The now ex-Midrand workers were left in limbo, on strike against an authority that no longer existed, pressing their demands on an authority that refused to recognise them as employees.
Through all this time, to the present day, the strikers have continued to meet, to agitate and to organise. Many of the original group have passed away (though some of their descendants are active in the campaign). Some have reached pension age (but receive no pension). Others have become too sick and weak to work, and others have moved out of the vicinity, often seeking refuge with family in far-away communities. As a recent statement from the South African Municipal Workers Union (SAMWU) says, “Despite these hardships and sometimes with virtually no external support, the Midrand workers have remained resolute and committed to settling their dispute with dignity and with fairness.”
For 19 years, they have met every Sunday in Ivory Park/Tembisa “in significant numbers, and often in excess of 120, to hear progress in their dispute, and to share whatever meagre resources they have.”
For many years, they did so with no help from outside, relying entirely on their own resources, which were meagre but treated collectively. In 2009, SAMWU assumed a more active role. With the full support of the 283 remaining ex-Midrand strikers, the union resolved to launch a “political intervention” to secure a just resolution.
Negotiations with Johannesburg authorities commenced but were dogged by what SAMWU describes as “delays and roadblocks.” The election of a new mayor in 2012 led to further postponements. A recent public letter from SAMWU notes:
“Two months ago, we learned that a report [on the Midrand dispute] had in fact been submitted to the Mayoral Committee, but we were not allowed to see it, or were able to contribute to it. Indeed we have not even been informed of the outcomes of the Mayoral Committee’s deliberations. In our view this contradicts both the consultation process we had agreed, and national and local government policy of open and transparent government.
“We can only assume that there are forces within the council who are determined to derail the cause of the Midrand workers, and who perhaps for reasons only known to themselves do not want the Midrand case resolved.”
Nonetheless, support for the Midrand workers is growing. Their campaign has been endorsed by COSATU and many of its affiliates. Media interest has also risen in recent months, in South Africa and beyond.
It’s a small scale struggle with a very big resonance. The context includes the debate about the relation of labour unions to the ANC government, the widespread feeling that the post-apartheid regime has failed to deliver on the promises of liberation, and the hot issue of corruption.
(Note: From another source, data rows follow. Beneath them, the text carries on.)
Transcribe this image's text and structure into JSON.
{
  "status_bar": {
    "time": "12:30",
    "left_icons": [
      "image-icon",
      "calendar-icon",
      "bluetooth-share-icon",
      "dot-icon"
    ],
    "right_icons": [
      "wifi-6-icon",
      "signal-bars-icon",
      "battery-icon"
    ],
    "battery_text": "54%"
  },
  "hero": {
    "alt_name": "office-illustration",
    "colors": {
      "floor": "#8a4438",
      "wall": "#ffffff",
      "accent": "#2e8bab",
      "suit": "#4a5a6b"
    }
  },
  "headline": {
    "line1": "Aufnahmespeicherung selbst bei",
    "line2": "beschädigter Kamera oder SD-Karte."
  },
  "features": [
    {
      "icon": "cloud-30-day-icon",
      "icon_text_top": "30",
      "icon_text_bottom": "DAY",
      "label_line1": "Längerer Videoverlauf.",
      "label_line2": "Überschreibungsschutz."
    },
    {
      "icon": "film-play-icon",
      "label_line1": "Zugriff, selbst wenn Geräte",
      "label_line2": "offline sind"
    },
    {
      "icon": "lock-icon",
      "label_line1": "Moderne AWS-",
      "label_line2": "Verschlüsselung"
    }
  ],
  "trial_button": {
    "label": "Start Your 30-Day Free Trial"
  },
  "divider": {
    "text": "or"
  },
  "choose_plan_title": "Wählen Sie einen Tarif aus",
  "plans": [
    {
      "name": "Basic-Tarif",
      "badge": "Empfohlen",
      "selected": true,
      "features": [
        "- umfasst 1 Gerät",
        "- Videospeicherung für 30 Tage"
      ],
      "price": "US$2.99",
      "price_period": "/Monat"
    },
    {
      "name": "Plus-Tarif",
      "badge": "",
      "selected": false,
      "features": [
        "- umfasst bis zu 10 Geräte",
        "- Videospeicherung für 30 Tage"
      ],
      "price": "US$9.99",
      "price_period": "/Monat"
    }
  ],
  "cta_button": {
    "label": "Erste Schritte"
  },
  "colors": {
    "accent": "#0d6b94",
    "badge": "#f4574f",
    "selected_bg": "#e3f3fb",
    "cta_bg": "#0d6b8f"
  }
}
The ANC’s right-wing opponents exploit the latter for their own ends, but it is nonetheless a reality, a corrosive force running counter to democratic aspirations. Through SAMWU and other unions, public sector workers have shown that they want to tackle corruption and need support from their employers to do so. Obviously there are others with different interests.
In any case, the ex-Midrand workers deserve support and solidarity from trades unionists everywhere, especially public sector trades unionists. Their tenacity is an example to us all.
Contact SAMWU for more information.
#229 No Return to ‘Normal’ ● Sir David King blasts the government ● State power, policing and civil rights under Covid-19 ● Hope and determination in grassroots resistance ● Black liberation and Palestine ● The future of ‘live’ ● Pubs, patriotism and precarity ● Latest book reviews ● And much more!
And you choose how much to pay for your subscription...
Ndella Diouf Paye writes about her experiences working as a carer for a private company
Politicians, the state, and the market have failed to come to terms with Covid-19. Can 'people power' navigate a way out of the crisis? K Biswas introduces the TNI Covid Capitalism Report
Oli Carter-Esdale explores the weaponisation of the pint and asks: where next for the hospitality sector?
Materially, the UK is not a nation – with fewer common experiences than ever before, from schools and policing to borders and governance – argue Medb MacDaibheid and Brian Christopher
While economic activity slowed down during the Covid-19 crisis, accumulation of wealth continues for capitalists at the cost of key workers’ health and wellbeing, writes Notes From Below
Utopianism isn’t a rose-tinted optimism: it’s ‘the realism of hope’ we now desperately need, argues Jack Kellam